# Your goal
Copy, in full, each line of the material that holds the word "label".

......

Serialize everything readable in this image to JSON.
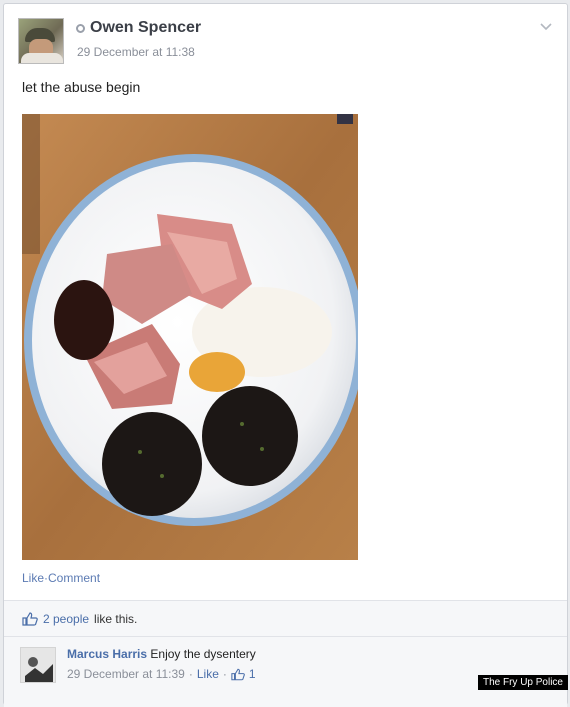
{
  "post": {
    "author": "Owen Spencer",
    "timestamp": "29 December at 11:38",
    "status_text": "let the abuse begin",
    "actions": {
      "like": "Like",
      "separator": " · ",
      "comment": "Comment"
    }
  },
  "likes": {
    "count_text": "2 people",
    "suffix": " like this."
  },
  "comment": {
    "author": "Marcus Harris",
    "text": "Enjoy the dysentery",
    "timestamp": "29 December at 11:39",
    "separator1": " · ",
    "like": "Like",
    "separator2": " · ",
    "like_count": "1"
  },
  "watermark": "The Fry Up Police",
  "icons": {
    "online": "online-status-icon",
    "chevron": "chevron-down-icon",
    "thumbs": "thumbs-up-icon"
  },
  "colors": {
    "link": "#4a6ea9",
    "muted": "#8a8f99",
    "panel": "#f6f7f9"
  }
}
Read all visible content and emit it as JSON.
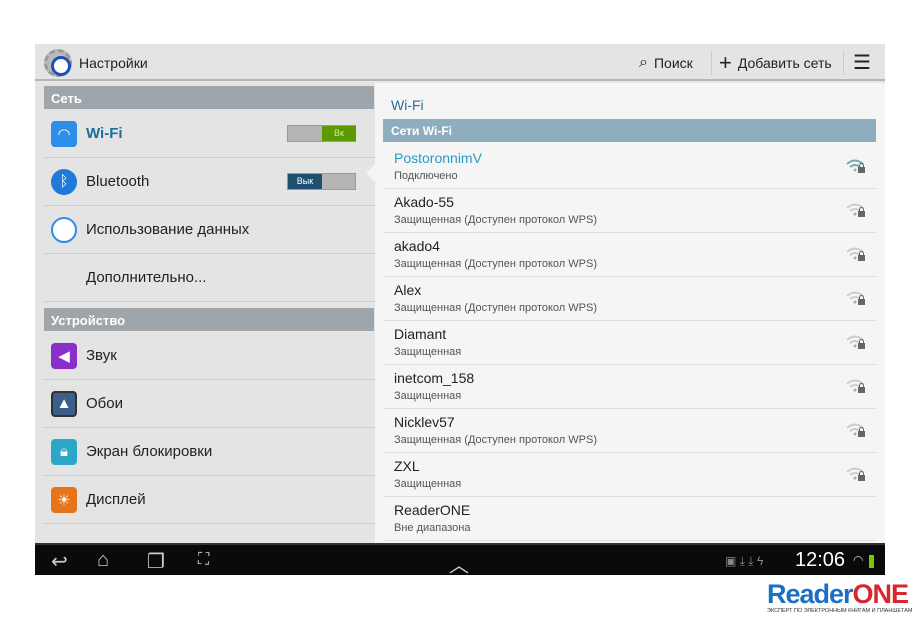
{
  "actionbar": {
    "title": "Настройки",
    "search": "Поиск",
    "add_network": "Добавить сеть"
  },
  "left": {
    "sections": [
      "Сеть",
      "Устройство"
    ],
    "items": [
      {
        "label": "Wi-Fi",
        "icon": "wifi-icon",
        "toggle": "Вк",
        "state": "on"
      },
      {
        "label": "Bluetooth",
        "icon": "bluetooth-icon",
        "toggle": "Вык",
        "state": "off"
      },
      {
        "label": "Использование данных",
        "icon": "data-usage-icon"
      },
      {
        "label": "Дополнительно..."
      },
      {
        "label": "Звук",
        "icon": "sound-icon"
      },
      {
        "label": "Обои",
        "icon": "wallpaper-icon"
      },
      {
        "label": "Экран блокировки",
        "icon": "lock-screen-icon"
      },
      {
        "label": "Дисплей",
        "icon": "display-icon"
      }
    ]
  },
  "right": {
    "title": "Wi-Fi",
    "header": "Сети Wi-Fi",
    "networks": [
      {
        "name": "PostoronnimV",
        "status": "Подключено"
      },
      {
        "name": "Akado-55",
        "status": "Защищенная (Доступен протокол WPS)"
      },
      {
        "name": "akado4",
        "status": "Защищенная (Доступен протокол WPS)"
      },
      {
        "name": "Alex",
        "status": "Защищенная (Доступен протокол WPS)"
      },
      {
        "name": "Diamant",
        "status": "Защищенная"
      },
      {
        "name": "inetcom_158",
        "status": "Защищенная"
      },
      {
        "name": "Nicklev57",
        "status": "Защищенная (Доступен протокол WPS)"
      },
      {
        "name": "ZXL",
        "status": "Защищенная"
      },
      {
        "name": "ReaderONE",
        "status": "Вне диапазона"
      }
    ]
  },
  "statusbar": {
    "time": "12:06"
  },
  "watermark": {
    "brand": "ReaderONE",
    "tagline": "ЭКСПЕРТ ПО ЭЛЕКТРОННЫМ КНИГАМ И ПЛАНШЕТАМ"
  },
  "colors": {
    "accent": "#2a9ac9",
    "on": "#5c9a00",
    "off": "#1f4f6e"
  }
}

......

# Answer to this exercise
        "label": "Wi-Fi",
        "label": "Bluetooth",
        "label": "Использование данных",
        "label": "Дополнительно..."
        "label": "Звук",
        "label": "Обои",
        "label": "Экран блокировки",
        "label": "Дисплей",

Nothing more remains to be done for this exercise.